The road journey from Blackpool to Beamish by Standard 147 finally reached its conclusion on the morning of Wednesday 2nd March, when the tram finally arrived at the North East museum. Once unloaded, Marton 31 was then placed on the same low loader for its own journey to Blackpool, which was completed significantly more quickly and the tram is now safely housed inside the Rigby Road car sheds.
However, the above paragraph does not really do justice to 147‘s recent adventures! As reported previously, the tram left Blackpool on the afternoon of Monday 29th February, somewhat later than anticipated as the lorry’s arrival was delayed. This was only the start of what would be a very protracted journey, with further issues encountered en route. The route to be taken by the haulage firm had been carefully planned out in advance taking the considerable height of the Standard car into full consideration, however it turned out that some of the data on bridge heights in County Durham which they had been given was inaccurate. Fortunately, the driver was extremely cautious and by positioning the lorry in the centre of the road and lowering the trailer as much as possible, the precious cargo was able to safely pass beneath the bridge. The closure of another bridge in Kendal also caused further delays and no doubt the grim weather provided further challenges, but on 2nd March, 147 finally reached its destination to the relief of many.
Sadly, 147 did not reach Beamish completely unscathed – a few of its quarter light glasses were damaged in transit after a close encounter with some tree branches – but otherwise the tram is alive and well despite its epic journey! Unusually, it was unloaded at the tram stop nearest to the Museum Entrance before being towed to the depot by Sunderland 16. There no time was wasted in removing the broken glass for repair and preparing the tram for service, with a general commissioning exam being undertaken. The trolleybase was reassembled and a spare trolley pole with carbon skate prepared for fitting, whilst the car’s lifeguards were put back in place. It is hoped to complete the commissioning process on Thursday so that the tram can run for testing and crew training purposes on Friday 4th March, to hopefully allow it to debut in public service at Beamish for the weekend’s ‘Power from the Past’ event.
It had been expected that this would weekend also witness the launch of Sheffield 264, but sadly it will not be ready as although the actual restoration is complete, the painting remains unfinished. Work will continue over the next week or so and the tram should be visible inside the depot at the event, with a launch date to be announced shortly.
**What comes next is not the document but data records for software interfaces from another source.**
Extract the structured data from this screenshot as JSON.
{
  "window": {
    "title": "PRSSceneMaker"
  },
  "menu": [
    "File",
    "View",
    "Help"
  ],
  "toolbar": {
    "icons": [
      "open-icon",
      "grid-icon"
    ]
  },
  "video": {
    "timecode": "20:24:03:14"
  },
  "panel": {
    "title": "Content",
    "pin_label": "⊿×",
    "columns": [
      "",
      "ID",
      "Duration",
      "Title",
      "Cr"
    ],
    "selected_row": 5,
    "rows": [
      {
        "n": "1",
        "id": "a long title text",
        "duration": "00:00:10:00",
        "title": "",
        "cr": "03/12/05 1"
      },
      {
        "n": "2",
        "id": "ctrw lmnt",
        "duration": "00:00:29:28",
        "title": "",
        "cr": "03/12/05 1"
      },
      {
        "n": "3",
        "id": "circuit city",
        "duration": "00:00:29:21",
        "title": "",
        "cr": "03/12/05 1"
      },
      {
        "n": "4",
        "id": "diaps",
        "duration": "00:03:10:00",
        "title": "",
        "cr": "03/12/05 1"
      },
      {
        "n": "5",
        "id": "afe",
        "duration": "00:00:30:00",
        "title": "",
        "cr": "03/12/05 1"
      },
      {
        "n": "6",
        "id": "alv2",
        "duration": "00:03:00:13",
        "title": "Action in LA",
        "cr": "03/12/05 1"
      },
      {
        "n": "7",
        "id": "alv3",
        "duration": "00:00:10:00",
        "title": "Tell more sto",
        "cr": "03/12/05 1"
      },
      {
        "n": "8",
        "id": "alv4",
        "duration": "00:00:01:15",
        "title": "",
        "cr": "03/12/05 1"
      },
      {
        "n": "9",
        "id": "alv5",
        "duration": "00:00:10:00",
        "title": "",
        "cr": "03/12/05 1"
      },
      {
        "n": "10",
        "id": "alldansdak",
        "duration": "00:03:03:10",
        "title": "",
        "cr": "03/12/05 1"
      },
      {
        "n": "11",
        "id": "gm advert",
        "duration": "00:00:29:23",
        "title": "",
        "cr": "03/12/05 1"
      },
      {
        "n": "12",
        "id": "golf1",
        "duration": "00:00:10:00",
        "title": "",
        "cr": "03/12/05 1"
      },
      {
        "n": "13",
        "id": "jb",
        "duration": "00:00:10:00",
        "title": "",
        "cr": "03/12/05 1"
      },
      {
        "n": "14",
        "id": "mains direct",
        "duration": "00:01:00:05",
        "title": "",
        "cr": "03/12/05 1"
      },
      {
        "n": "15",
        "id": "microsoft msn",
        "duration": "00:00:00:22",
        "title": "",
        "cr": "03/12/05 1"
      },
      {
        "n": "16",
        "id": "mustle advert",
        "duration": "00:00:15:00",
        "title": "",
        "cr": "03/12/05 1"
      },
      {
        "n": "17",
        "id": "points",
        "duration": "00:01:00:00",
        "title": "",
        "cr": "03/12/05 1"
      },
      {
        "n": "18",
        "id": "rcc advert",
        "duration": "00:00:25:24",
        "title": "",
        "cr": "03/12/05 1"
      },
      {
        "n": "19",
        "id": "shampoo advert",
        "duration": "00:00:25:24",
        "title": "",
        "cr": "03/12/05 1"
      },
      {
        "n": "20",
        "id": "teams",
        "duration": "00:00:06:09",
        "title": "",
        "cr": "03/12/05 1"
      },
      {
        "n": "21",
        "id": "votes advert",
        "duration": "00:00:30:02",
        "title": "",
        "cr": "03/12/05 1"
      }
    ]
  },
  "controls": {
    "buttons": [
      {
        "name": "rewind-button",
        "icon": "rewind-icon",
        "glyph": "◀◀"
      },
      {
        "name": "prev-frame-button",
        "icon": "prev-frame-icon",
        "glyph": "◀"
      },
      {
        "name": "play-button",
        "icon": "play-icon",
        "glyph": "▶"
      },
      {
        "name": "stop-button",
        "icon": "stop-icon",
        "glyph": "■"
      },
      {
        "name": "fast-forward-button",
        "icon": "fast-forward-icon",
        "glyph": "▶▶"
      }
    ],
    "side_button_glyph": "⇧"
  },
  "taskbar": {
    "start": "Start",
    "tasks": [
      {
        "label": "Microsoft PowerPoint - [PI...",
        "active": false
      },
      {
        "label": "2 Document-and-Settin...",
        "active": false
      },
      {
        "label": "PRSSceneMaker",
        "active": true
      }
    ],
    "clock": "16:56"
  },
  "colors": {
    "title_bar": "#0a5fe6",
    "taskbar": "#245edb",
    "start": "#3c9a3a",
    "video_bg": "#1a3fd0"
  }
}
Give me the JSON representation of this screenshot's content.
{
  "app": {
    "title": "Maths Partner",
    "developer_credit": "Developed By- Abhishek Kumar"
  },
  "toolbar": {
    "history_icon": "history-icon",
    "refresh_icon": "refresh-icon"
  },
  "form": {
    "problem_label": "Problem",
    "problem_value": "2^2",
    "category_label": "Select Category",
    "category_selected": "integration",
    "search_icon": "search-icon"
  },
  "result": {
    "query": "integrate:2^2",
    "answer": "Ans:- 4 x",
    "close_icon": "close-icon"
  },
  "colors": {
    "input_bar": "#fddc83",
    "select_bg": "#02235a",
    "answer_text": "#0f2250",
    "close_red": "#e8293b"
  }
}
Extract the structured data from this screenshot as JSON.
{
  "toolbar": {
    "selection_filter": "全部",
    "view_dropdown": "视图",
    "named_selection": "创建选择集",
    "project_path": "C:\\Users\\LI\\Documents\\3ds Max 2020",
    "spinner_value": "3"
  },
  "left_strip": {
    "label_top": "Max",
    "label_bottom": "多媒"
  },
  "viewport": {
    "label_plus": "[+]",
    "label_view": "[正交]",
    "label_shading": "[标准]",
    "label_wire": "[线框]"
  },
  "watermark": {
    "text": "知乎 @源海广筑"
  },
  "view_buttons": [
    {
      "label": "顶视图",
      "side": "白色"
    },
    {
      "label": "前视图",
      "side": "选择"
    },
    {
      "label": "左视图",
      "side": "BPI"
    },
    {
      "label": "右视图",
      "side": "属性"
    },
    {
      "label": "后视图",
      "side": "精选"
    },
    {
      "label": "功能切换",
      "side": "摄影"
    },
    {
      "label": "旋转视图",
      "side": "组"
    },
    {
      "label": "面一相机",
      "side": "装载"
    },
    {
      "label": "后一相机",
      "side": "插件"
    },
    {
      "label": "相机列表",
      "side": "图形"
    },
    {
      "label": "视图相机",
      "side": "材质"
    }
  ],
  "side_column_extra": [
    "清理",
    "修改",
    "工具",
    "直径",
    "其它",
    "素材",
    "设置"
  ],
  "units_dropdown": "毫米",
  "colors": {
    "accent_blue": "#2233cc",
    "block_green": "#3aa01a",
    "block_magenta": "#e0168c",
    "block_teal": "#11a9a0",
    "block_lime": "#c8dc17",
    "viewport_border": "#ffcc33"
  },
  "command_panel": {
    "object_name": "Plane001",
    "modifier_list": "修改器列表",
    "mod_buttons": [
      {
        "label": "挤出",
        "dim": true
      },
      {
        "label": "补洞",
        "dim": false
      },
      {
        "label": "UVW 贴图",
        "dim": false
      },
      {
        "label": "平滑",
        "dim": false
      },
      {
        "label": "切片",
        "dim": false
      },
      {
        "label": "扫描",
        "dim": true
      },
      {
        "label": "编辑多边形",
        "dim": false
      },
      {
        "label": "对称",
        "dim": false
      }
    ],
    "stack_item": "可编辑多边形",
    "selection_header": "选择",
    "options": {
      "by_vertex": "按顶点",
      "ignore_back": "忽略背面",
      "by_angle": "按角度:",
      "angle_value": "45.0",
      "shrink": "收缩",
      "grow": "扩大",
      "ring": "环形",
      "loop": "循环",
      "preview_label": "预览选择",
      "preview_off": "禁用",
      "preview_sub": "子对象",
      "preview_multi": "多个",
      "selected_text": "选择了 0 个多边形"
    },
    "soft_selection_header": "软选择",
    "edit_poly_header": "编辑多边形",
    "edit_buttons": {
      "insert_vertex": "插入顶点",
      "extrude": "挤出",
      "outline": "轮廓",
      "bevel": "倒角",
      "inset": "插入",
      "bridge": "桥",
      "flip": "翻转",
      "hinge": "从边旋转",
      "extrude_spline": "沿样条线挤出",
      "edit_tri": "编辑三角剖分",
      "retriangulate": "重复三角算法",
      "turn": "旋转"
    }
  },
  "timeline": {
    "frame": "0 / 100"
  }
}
Blackpool 31 was loaded up onto the same lorry that had brought 147 to Beamish, with Sunderland 16 again helping out by pushing the tram towards the ramp onto the low loader. Happily 31 had a much less eventful journey and by the end of the afternoon, it was safely in Blackpool. The tram was quickly unloaded and placed inside the Electrical Compound, which has become quite the meeting place for recently repatriated tramcars of late!
Once again, our thanks go to all involved in making this temporary swap of trams possible, and we look forward to sampling both 31 at Blackpool and 147 at Beamish in the near future! Full credit should also be given to Calkeld’s Heavy Haulage who carried out both moves with great professionalism and who ensured that these were carried out as smoothly as possible.